- Rousseau, le Chemin de Ronde by Jean-François Perrin
The major goal of this exceptional book is to show the importance of the faculty of memory in Jean-Jacques Rousseau’s most important works. Jean-François Perrin argues that Rousseau’s engagement with traditional mnemonic techniques—an engagement in which he both relied on and transformed traditional understandings—is central to his literary enterprise and his systematic thought. Other scholars such as Matthew Maguire (The Conversion of Imagination: From Pascal through Rousseau to Tocqueville [Cambridge: Harvard University Press, 2006]) have argued that what is distinctive in Rousseau is reduction of the importance of memory as it is found in, for example, Saint Augustine. Rousseau expands the importance of imagination to the point of infinity, relegating memory to a derivative status. Perrin’s treatment does not overturn this alternative, but it does show that attention to the theme of memory can yield extremely fruitful results.
One point at which Perrin succeeds completely is to show the extraordinary care with which Rousseau wrote, giving extreme attention to both clarity and rhythm in his choice of words. Perrin demonstrates convincingly that “Rousseau travaille en effet sa prose à la syllabe près” (31). He deserves to be ranked with Flaubert as a writer who laboured over his manuscripts with a view to making prose the equal of poetry. Rousseau’s attention to this consideration was exceeded only by his willingness to wrestle with the limits of the French language in order to express his new ideas clearly. This required him to develop new uses for established words. He was so successful at doing this that it is extremely difficult for readers to notice because they themselves have learned to think in the idiom given them by Rousseau. Perrin excels at uncovering instances of what he calls “coup[s] de force contre le bon usage” (80) that have now become common usages. For example, he shows how Rousseau takes the term “force expansive,” previously used only in chemistry, and makes it into the basis of his understanding of the human soul. Similarly, he sheds important new light on a subject that has been treated extensively by other scholars, namely Rousseau’s discussions of pity. Perrin focuses on the issue of identification between the observer and the sufferer (65–79). When Rousseau used them, certain terms, so familiar to the modern reader, had either never appeared in a dictionary (identification) or been used mainly in theological discussions (s’identifier). Numerous other examples of Perrin’s ingenious use of dictionaries could be given. In short, Rousseau [End Page 413] made both thinkable and speakable what had previously been neither (63). At a time when it is popular to show the ways in which a text escapes the author’s intention, Perrin offers valuable insight into Rousseau’s control over what he wants to say and how he wants to say it.

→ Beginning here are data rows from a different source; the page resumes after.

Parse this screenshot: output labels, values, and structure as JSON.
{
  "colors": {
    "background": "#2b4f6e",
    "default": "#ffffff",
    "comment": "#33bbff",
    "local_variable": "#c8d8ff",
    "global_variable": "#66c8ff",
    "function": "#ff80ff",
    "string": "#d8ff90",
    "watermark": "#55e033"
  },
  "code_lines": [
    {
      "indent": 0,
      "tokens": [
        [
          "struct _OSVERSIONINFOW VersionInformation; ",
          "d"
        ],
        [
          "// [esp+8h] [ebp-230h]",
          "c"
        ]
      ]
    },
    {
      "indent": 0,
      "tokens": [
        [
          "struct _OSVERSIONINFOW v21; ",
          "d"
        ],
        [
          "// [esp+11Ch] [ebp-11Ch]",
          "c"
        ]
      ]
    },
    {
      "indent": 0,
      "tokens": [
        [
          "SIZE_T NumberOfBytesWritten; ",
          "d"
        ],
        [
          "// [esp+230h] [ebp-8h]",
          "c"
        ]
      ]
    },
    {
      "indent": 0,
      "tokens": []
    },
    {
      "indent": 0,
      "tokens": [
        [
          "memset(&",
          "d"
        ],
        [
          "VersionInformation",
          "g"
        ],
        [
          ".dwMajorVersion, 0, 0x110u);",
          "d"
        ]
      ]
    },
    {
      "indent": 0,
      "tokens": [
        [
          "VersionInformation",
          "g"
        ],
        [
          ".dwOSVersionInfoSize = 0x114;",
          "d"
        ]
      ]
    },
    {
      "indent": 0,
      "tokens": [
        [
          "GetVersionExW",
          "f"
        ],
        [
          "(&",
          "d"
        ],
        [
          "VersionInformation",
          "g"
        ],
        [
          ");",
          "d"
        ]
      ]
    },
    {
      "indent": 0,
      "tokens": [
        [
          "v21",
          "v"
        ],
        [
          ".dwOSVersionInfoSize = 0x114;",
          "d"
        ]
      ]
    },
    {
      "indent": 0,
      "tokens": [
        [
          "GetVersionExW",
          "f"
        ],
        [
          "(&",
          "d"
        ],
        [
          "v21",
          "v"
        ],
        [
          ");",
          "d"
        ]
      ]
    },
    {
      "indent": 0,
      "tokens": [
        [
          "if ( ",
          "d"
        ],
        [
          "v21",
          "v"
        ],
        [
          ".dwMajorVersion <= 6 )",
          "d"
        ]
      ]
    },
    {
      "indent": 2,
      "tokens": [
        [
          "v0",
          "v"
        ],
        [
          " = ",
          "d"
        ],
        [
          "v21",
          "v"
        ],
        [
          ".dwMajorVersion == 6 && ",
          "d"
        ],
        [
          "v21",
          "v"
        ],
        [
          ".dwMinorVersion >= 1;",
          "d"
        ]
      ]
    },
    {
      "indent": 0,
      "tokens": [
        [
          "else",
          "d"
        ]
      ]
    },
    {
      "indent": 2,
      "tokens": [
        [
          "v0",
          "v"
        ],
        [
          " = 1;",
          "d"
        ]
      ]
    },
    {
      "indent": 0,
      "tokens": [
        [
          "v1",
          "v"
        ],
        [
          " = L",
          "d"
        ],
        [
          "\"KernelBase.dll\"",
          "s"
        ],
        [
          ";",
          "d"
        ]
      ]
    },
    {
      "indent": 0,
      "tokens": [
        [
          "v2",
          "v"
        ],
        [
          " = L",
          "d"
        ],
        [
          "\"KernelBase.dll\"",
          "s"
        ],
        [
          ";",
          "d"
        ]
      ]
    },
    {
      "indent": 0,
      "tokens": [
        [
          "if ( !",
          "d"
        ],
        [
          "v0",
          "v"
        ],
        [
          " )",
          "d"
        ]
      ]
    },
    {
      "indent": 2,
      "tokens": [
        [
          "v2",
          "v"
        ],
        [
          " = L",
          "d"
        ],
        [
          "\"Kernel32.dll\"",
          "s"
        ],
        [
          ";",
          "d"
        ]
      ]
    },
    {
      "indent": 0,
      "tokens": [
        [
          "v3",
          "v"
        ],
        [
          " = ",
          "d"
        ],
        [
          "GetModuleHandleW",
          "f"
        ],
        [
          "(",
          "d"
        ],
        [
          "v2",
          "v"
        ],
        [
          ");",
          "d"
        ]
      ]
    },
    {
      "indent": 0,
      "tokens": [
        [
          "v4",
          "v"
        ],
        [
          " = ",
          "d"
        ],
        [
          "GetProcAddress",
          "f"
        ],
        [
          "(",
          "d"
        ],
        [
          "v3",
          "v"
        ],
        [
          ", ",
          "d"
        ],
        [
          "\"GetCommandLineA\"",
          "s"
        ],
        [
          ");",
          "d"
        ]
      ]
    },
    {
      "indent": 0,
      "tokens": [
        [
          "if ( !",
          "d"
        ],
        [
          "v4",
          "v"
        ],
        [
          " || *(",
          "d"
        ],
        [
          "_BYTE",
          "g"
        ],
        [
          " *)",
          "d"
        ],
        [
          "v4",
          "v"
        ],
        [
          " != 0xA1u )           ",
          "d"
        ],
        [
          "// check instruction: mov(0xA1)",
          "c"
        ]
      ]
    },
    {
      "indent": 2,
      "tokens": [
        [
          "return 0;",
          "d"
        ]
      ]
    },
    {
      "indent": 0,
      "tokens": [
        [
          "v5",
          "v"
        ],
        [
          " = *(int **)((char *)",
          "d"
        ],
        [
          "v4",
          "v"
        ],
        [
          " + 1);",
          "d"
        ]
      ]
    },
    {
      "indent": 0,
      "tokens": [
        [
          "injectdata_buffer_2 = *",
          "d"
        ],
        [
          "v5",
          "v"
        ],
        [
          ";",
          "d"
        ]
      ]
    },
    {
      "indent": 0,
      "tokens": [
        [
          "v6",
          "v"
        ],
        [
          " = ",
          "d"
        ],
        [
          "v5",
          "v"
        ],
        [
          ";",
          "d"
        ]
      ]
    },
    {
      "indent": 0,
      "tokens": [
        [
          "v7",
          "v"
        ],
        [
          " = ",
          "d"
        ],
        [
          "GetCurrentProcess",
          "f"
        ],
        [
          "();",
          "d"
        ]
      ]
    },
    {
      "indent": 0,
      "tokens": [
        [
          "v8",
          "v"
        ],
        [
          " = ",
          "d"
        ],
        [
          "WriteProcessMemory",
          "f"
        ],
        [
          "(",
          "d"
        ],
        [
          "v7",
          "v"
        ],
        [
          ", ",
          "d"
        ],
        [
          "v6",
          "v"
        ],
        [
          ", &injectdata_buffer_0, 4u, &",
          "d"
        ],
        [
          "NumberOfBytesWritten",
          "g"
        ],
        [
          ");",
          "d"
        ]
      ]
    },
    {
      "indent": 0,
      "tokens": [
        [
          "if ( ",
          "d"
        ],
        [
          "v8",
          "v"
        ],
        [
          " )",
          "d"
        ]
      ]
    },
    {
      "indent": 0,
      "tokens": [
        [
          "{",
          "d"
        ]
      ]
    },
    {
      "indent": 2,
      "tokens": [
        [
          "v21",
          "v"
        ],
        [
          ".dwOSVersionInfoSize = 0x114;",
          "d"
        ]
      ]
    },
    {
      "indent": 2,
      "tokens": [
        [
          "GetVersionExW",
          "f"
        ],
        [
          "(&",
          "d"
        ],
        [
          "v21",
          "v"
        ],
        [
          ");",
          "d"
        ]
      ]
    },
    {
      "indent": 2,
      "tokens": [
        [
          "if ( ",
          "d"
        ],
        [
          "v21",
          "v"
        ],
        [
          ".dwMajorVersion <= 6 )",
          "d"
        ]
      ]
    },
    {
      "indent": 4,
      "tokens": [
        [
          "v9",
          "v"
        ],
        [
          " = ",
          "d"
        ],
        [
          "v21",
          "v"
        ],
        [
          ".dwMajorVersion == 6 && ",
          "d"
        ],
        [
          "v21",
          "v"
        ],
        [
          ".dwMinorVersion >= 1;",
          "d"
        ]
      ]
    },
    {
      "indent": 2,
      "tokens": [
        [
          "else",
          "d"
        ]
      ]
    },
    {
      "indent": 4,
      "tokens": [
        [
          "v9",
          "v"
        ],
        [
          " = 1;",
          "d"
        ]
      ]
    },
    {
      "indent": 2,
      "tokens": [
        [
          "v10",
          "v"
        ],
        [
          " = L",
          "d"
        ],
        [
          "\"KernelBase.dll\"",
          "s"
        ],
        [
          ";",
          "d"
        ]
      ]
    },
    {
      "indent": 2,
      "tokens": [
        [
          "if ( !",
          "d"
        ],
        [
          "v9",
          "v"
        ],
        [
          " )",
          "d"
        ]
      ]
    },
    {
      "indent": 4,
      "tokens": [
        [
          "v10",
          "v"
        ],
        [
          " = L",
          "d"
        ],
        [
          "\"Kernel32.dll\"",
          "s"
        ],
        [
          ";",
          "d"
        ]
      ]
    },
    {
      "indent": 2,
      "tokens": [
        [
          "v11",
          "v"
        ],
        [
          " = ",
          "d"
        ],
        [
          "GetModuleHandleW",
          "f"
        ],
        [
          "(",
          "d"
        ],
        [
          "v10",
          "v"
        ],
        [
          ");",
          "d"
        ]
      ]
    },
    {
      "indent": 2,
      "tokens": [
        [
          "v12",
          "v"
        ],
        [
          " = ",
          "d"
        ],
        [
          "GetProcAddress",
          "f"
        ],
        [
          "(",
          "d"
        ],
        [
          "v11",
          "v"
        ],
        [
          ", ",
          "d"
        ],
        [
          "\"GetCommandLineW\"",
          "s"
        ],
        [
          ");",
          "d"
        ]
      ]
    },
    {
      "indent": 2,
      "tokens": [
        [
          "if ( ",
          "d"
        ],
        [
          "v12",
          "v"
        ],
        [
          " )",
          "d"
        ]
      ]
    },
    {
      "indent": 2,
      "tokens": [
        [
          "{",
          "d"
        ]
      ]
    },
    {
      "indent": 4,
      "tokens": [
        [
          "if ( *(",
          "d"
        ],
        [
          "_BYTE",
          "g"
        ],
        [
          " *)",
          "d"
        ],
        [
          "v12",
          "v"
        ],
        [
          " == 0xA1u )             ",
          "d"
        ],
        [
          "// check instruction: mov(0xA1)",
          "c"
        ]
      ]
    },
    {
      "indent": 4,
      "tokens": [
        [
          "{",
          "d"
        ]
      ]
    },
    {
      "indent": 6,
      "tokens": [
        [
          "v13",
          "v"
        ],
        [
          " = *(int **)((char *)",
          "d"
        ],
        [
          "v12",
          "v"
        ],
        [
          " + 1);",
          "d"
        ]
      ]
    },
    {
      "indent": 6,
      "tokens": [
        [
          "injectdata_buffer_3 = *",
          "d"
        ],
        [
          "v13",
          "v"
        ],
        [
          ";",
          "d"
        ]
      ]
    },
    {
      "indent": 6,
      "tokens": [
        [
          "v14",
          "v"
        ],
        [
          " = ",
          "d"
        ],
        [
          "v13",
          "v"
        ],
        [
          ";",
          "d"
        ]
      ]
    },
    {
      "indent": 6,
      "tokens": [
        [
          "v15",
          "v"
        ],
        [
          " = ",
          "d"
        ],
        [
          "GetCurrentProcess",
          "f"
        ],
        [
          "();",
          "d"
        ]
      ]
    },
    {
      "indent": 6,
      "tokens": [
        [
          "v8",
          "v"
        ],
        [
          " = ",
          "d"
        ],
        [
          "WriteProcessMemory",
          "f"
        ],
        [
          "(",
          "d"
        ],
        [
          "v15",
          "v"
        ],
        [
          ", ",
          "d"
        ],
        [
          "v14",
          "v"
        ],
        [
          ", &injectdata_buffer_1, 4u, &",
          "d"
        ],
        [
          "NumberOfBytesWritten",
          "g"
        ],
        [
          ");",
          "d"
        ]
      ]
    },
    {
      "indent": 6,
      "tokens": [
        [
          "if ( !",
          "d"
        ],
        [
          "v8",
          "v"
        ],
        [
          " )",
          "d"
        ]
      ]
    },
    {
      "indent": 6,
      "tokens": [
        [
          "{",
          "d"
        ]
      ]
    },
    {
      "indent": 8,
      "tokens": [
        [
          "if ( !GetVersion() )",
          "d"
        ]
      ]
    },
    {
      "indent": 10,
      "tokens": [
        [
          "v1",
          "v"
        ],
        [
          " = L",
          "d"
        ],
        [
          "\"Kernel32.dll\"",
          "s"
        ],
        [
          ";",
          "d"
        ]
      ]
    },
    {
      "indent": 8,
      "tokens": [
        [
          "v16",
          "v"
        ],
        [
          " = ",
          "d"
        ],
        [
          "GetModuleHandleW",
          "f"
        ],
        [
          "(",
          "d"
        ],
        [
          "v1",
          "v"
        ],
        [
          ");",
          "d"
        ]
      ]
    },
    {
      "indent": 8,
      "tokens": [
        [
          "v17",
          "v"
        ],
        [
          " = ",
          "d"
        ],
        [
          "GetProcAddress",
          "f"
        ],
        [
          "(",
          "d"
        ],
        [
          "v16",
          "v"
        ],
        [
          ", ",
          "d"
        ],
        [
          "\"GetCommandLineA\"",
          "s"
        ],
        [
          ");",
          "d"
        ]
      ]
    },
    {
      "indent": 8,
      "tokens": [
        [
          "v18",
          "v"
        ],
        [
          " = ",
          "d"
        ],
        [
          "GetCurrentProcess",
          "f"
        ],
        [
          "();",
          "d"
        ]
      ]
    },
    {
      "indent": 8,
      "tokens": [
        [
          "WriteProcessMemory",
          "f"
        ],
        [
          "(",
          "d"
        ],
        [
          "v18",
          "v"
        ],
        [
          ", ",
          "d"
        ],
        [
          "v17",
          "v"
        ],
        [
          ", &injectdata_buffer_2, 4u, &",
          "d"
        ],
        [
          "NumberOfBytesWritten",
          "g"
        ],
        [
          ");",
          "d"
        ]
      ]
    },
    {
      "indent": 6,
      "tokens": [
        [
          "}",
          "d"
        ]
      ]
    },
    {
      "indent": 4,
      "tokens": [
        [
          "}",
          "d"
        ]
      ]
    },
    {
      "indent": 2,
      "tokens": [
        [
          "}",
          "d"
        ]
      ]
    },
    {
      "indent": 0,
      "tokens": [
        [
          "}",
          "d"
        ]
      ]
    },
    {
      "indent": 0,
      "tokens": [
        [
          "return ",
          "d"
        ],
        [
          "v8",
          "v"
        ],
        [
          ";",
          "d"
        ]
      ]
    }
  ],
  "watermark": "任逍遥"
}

Another important aspect of Perrin’s treatment resides in his recognition that Rousseau was “sans conteste le plus politique des penseurs de sa generation” (88). As Rousseau himself says, “J’avois vu que tout tenoit radicalement à la politique” (Confessions [Paris: Gallimard. Bibliothèque de la Pléiade, 1959], tome 1, p. 404). He has more in common with Aristotle or Montesquieu than he does with his immediate contemporaries such as Diderot or even Voltaire, as well as religious thinkers. Scholars who focus on literary works do not always acknowledge that Rousseau’s treatments of moral, linguistic, and artistic issues are always pre-eminently political treatments. While Perrin does not write much about Rousseau’s most overtly political works, he is always attentive to the political dimension of works such as the Lettre à d’Alembert, Julie, and Émile.

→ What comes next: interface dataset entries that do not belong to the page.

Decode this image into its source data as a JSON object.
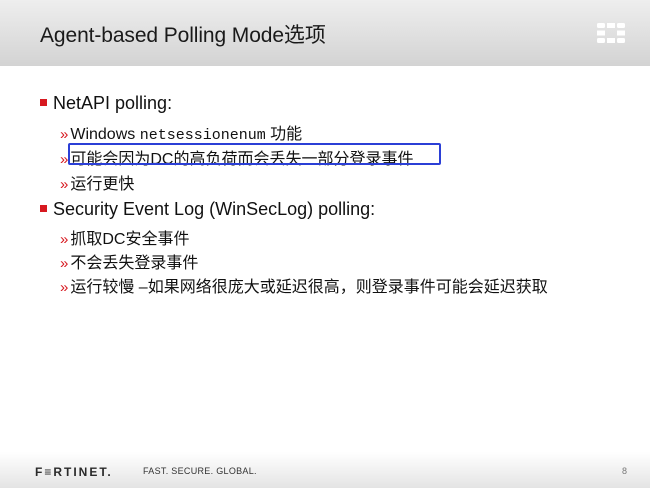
{
  "header": {
    "title": "Agent-based Polling Mode选项"
  },
  "items": [
    {
      "label": "NetAPI polling:",
      "subitems": [
        {
          "prefix": "Windows ",
          "code": "netsessionenum",
          "suffix": " 功能"
        },
        {
          "text": "可能会因为DC的高负荷而会丢失一部分登录事件"
        },
        {
          "text": "运行更快"
        }
      ]
    },
    {
      "label": "Security Event Log (WinSecLog) polling:",
      "subitems": [
        {
          "text": "抓取DC安全事件"
        },
        {
          "text": "不会丢失登录事件"
        },
        {
          "text": "运行较慢 –如果网络很庞大或延迟很高，则登录事件可能会延迟获取"
        }
      ]
    }
  ],
  "footer": {
    "brand": "F≡RTINET.",
    "tagline": "FAST. SECURE. GLOBAL.",
    "page_number": "8"
  },
  "colors": {
    "accent_red": "#d71920",
    "highlight_blue": "#2b3fd6",
    "header_bg": "#d8d8d8"
  },
  "icons": {
    "bullet_level1": "red-square",
    "bullet_level2": "double-chevron",
    "logo": "fortinet-grid-logo"
  }
}
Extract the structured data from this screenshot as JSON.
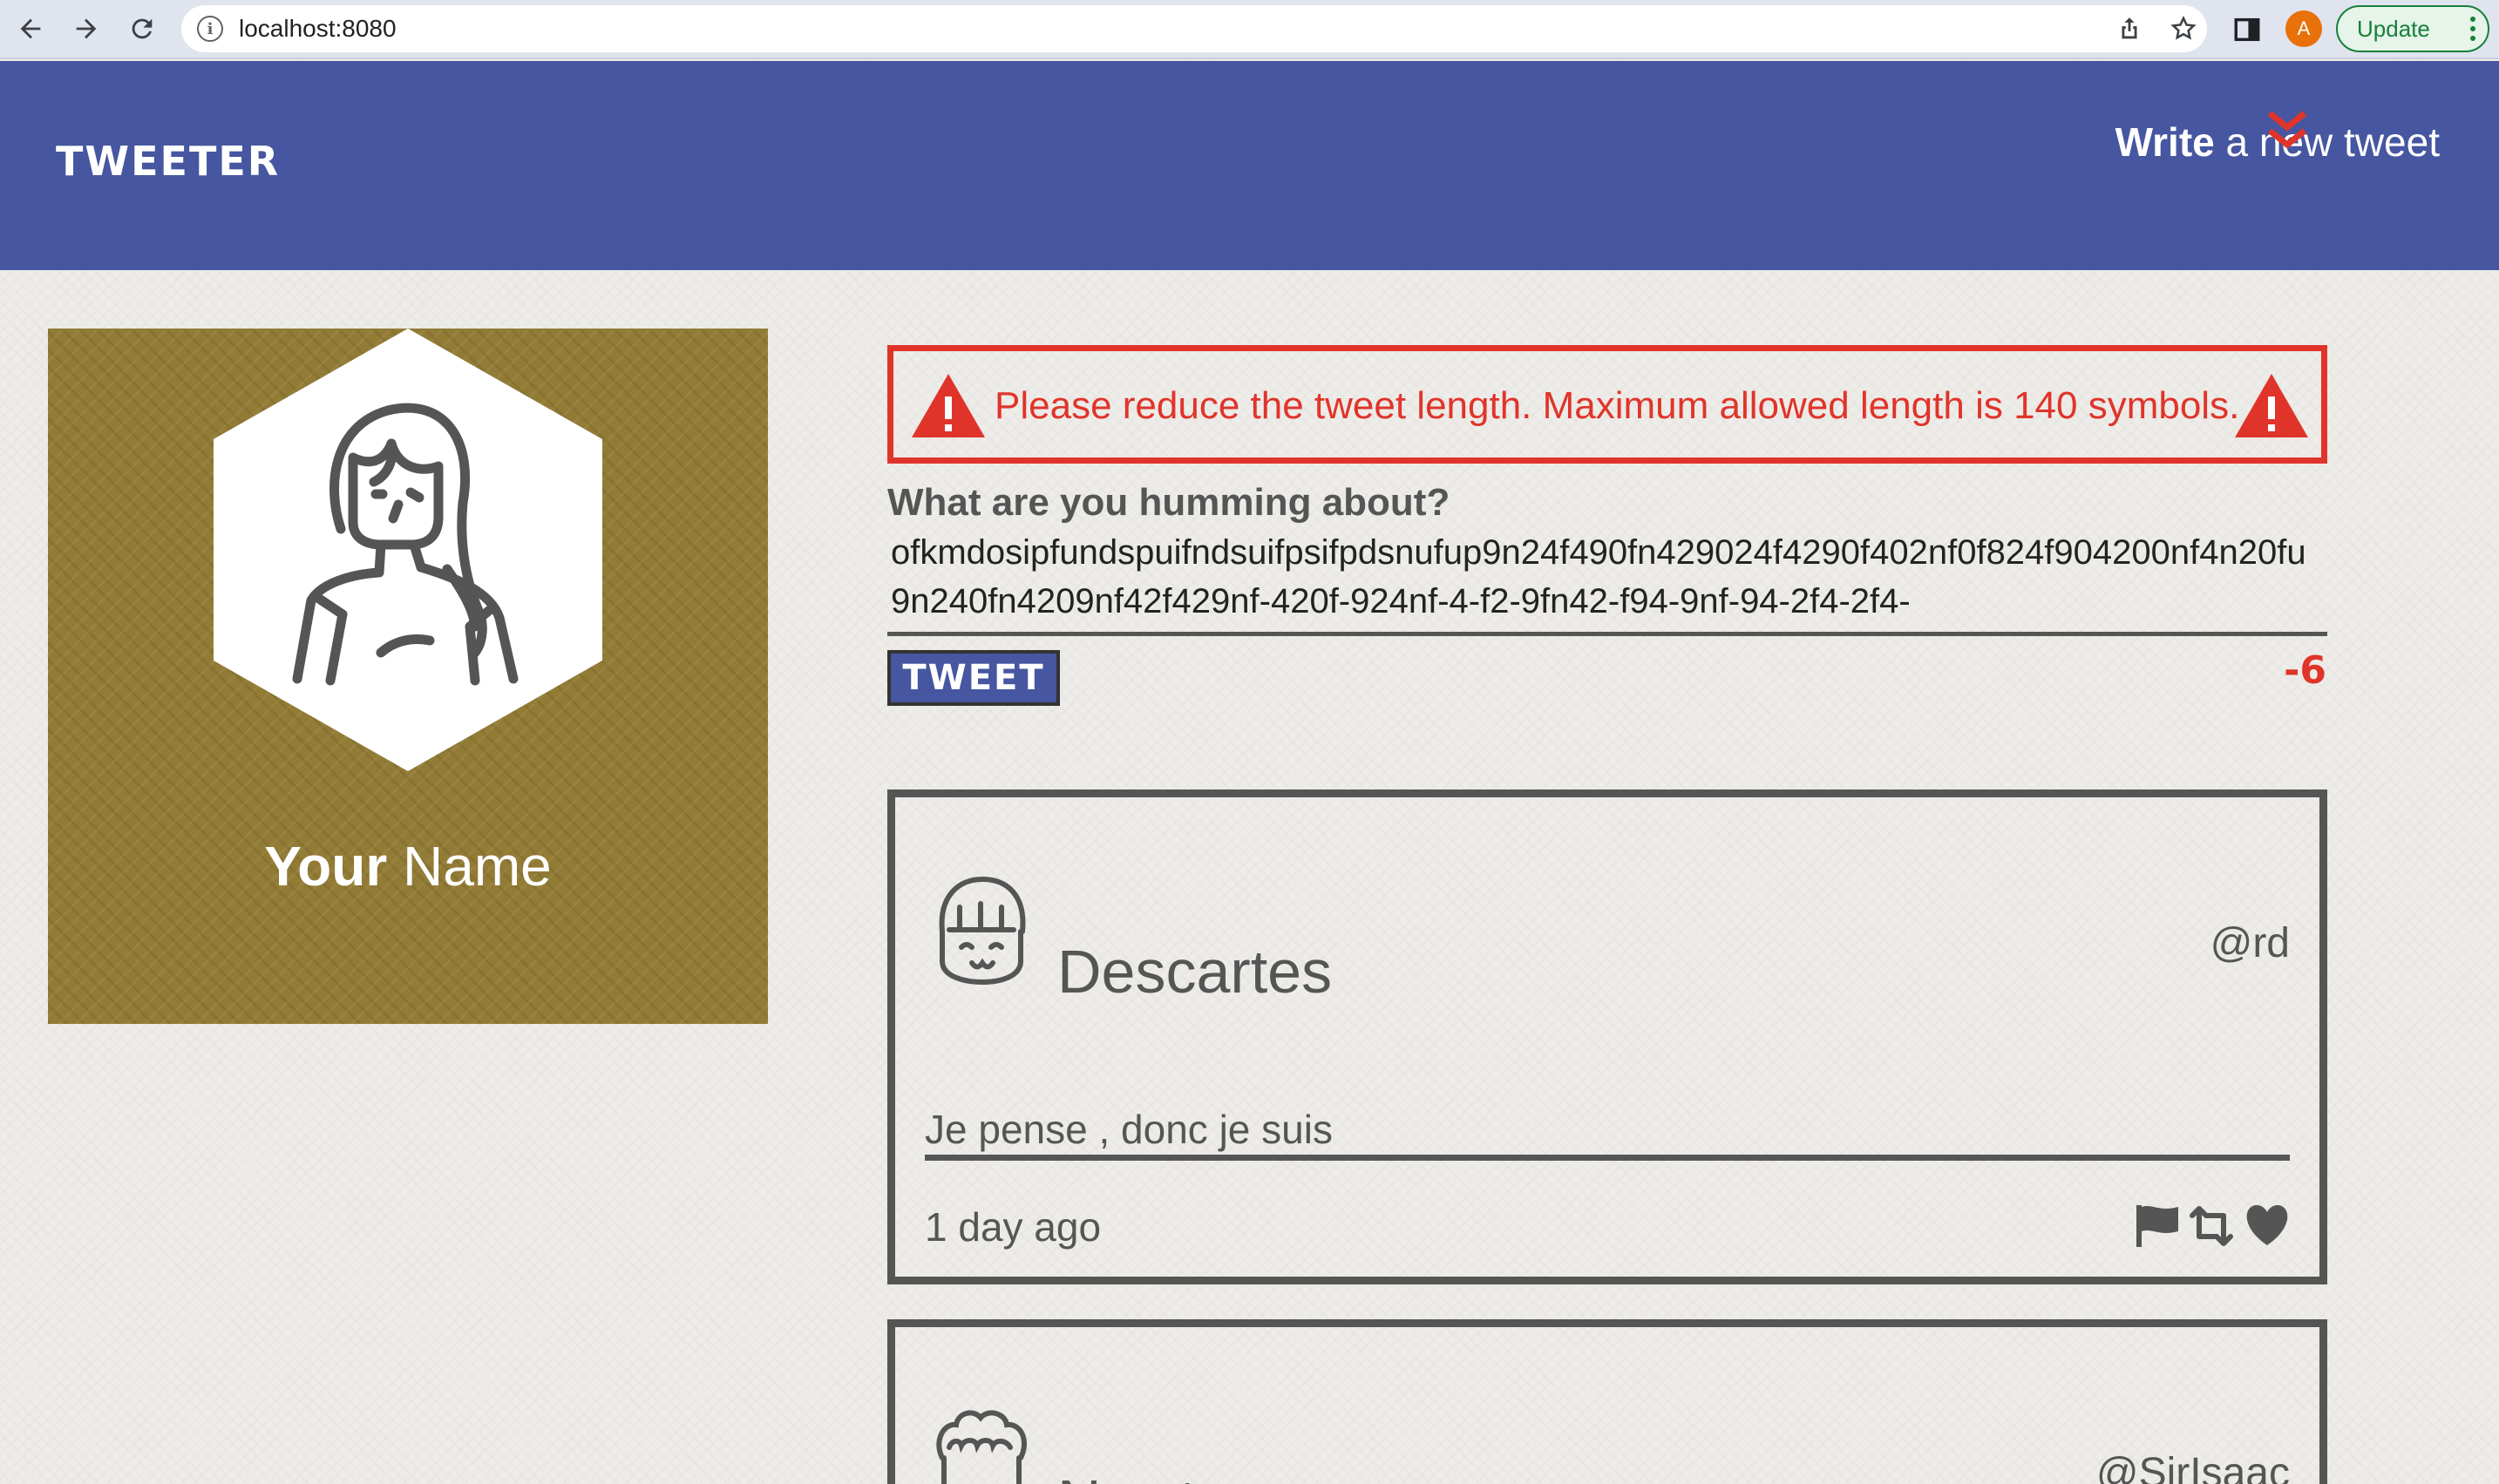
{
  "browser": {
    "url": "localhost:8080",
    "avatar_letter": "A",
    "update_label": "Update"
  },
  "header": {
    "brand": "TWEETER",
    "compose_strong": "Write",
    "compose_rest": " a new tweet"
  },
  "profile": {
    "name_first": "Your",
    "name_last": " Name",
    "background_color": "#927b35"
  },
  "composer": {
    "error_message": "Please reduce the tweet length. Maximum allowed length is 140 symbols.",
    "label": "What are you humming about?",
    "text": "ofkmdosipfundspuifndsuifpsifpdsnufup9n24f490fn429024f4290f402nf0f824f904200nf4n20fu9n240fn4209nf42f429nf-420f-924nf-4-f2-9fn42-f94-9nf-94-2f4-2f4-",
    "button_label": "TWEET",
    "counter": "-6"
  },
  "tweets": [
    {
      "name": "Descartes",
      "handle": "@rd",
      "content": "Je pense , donc je suis",
      "time": "1 day ago"
    },
    {
      "name": "Newton",
      "handle": "@SirIsaac"
    }
  ],
  "colors": {
    "header": "#4656a0",
    "error": "#e0342a",
    "text": "#555555",
    "page_bg": "#eeece8"
  },
  "icons": [
    "back-arrow-icon",
    "forward-arrow-icon",
    "reload-icon",
    "info-icon",
    "share-icon",
    "star-icon",
    "sidebar-icon",
    "double-chevron-down-icon",
    "warning-icon",
    "flag-icon",
    "retweet-icon",
    "heart-icon"
  ]
}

Perrin devotes several chapters to examining both Rousseau’s literary techniques and substantive issues in Julie. He shows that behind the passion for which Rousseau has always been renowned lies a calculating art that resembles that of a composer who “calcule de loin, par example, la résolution d’une dissonance” (131). He also...